Satire like this doesn't go very far; it is, in fact, still pretty much at the starting line. "Forbidden Broadway" zeros in on the obvious -- Lauren Bacall's manly voice, Jennifer Holliday's girth, Ann Miller's wigs, Kevin Kline's preening egotism in "The Pirates of Penzance." But this is one-joke stuff and Alessandrini rarely comes up with jokes two and three. (It could even be argued that Kline beat "Forbidden Broadway" to the punch; his swaggering "Pirates" performance was already a shrewd parody of self-infatuation.)

The revue verges on the promisingly catty with "Don't Cry for Me, Barbra Streisand," which has a jealous Patti LuPone (Aldrich) dumping scorn on Streisand for scooping up the "Evita" movie rights. "Chita/Rita" takes off from the fruitful notion that there's no telling Rita Moreno and Chita Rivera apart. And there are glimmers of outrageousness to the show's skewering of Anthony Quinn (" 'Zorba' is what he does, while he's waiting to die") and his excessive machismo ("Everybody, let's all help Anthony pick up the piano with his teeth"). Still, the cleverness is not exactly breathtaking.
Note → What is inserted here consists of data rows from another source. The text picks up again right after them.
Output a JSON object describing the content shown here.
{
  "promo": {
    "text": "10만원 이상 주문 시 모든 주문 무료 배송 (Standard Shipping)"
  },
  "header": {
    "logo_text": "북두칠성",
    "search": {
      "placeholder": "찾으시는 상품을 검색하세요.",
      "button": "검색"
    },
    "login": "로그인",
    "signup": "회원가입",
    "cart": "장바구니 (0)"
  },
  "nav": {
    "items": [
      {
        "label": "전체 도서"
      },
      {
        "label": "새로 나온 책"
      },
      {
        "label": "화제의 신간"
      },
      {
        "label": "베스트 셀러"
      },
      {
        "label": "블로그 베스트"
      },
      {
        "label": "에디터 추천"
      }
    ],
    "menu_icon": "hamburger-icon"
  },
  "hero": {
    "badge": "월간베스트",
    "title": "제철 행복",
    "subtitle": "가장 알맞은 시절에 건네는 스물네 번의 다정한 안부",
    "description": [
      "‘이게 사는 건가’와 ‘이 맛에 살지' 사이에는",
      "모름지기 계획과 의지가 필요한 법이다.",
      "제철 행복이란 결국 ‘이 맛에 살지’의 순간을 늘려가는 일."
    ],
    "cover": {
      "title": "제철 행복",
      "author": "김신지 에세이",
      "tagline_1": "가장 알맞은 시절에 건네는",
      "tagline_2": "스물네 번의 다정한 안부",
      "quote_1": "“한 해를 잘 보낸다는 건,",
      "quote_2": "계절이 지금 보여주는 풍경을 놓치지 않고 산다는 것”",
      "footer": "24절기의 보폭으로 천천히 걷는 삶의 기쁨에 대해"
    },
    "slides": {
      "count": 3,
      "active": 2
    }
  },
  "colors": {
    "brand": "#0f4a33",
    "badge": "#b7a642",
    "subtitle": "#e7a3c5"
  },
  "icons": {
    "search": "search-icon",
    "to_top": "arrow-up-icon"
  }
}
The material is only part of it, however. The success of "Forbidden Broadway" also depends on performers who can credibly ape the superstars in question. Pointed impressions could even redeem the less-than-pointed jibes. In that respect, this edition of the show (there are others in Boston and Chicago) is a letdown. Even with an abundance of trademark wigs and costumes to help them along, this cast is giving us meager approximations. Blakeslee's Channing is recognizable mainly from the smear of red lipstick around her mouth, while Selby's Brynner outfit does all the work. Aldrich and Christakos come nearer to their marks, but not so close as to make you blink twice.

Instead, this production, directed by Jan Neuberger, seems to count on the zest of the youthful cast members to win us over. They are lively creatures, bright-eyed and brisk, and pianist Mark Mitchell augments their cheerful presence with his buoyant accompaniment. That makes "Forbidden Broadway" upbeat. But so, you may conclude, is the annual frat show, to which this benign evening bears some resemblance.